Check out this line from the redneck lyricist.

The silence of a falling star

Lights up a purple sky

And as I wonder where you are

I'm so lonesome I could cry

That may clue you in on the fact that I'm not a credible modern day music critic.

In my world, Queen, Three Dog Night and Steppenwolf still rule the airwaves, although I have acquired a soft spot for Smashmouth and Sugarland along the way.

Nonetheless, I kind of liked Hank III. He sounds a lot like his grandfather - who died 55 years ago on New Year's Eve at the age of 29.

I looked up Hank III's Web site to see if he is, in fact, the true heir of Williams Sr., or if he is just another rumored offspring like Kid Rock. Kid Rock - despite the Internet buzz - is NOT the son of Hank Williams Jr., although it would not surprise me if he were.

While browsing the Web site, I came across a description of Hank III's music: "classic country delivered with fiery punk attitude, hard-twang, punkabilly, cowpunk, alternacountry, slacker swing or honky punk."

Honky punk? Can you get in trouble for talking like that? What on God's green earth is a honky punk?

I didn't hear anything like a honky punk coming out of my radio, but if Hank III says he can sing it, who am I to argue? What I did hear was a good likeness of his grandfather's heartfelt twang - which is enough to make me forgive the youngster for all those other noises he makes.

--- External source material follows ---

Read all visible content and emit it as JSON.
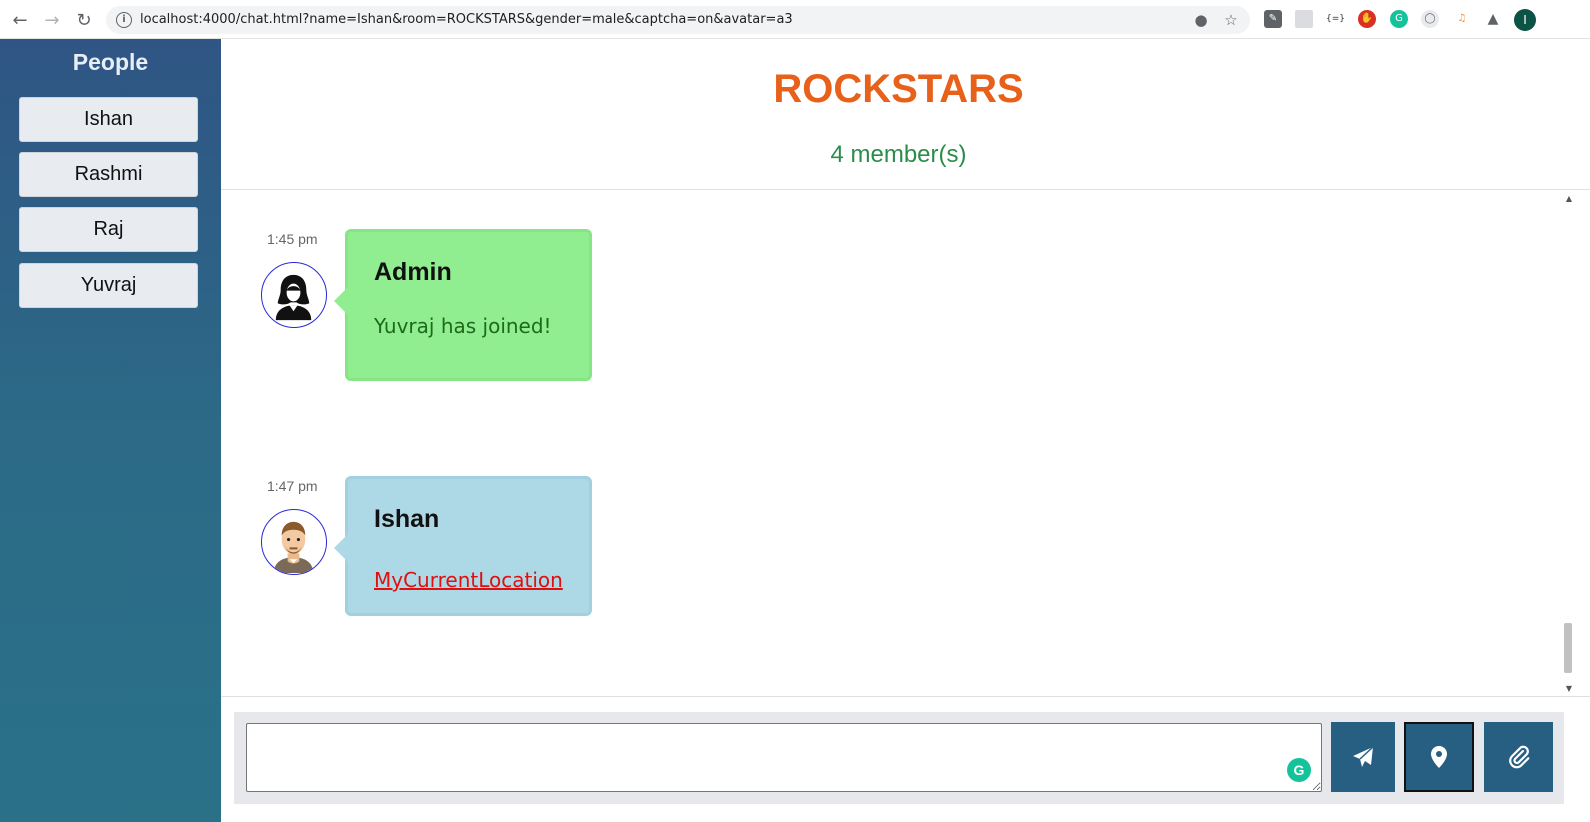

And by the way, if you're unfamiliar with "Dear John," it's probably because it's more than 50 years old. Elton John, Cyndi Lauper and Whitney Houston are a few of the artists who sang copycat songs with the same title. But here are two verses of the Williams original:

"Well when I woke up this morning,

There was a note upon my door,

Said don't make me no coffee Babe,

'cause I won't be back no more,

And that's all she wrote, Dear John,

I've sent your saddle home.

Now Jonah got along in the belly of the whale,

Daniel in the lion's den,

But I know a guy that didn't try to get along,

And he won't get a chance again,

And that's all she wrote, Dear John,

I've fetched your saddle home."

It's not honky punk, but you've got to admit, old Hank knew how to write a Dear John letter.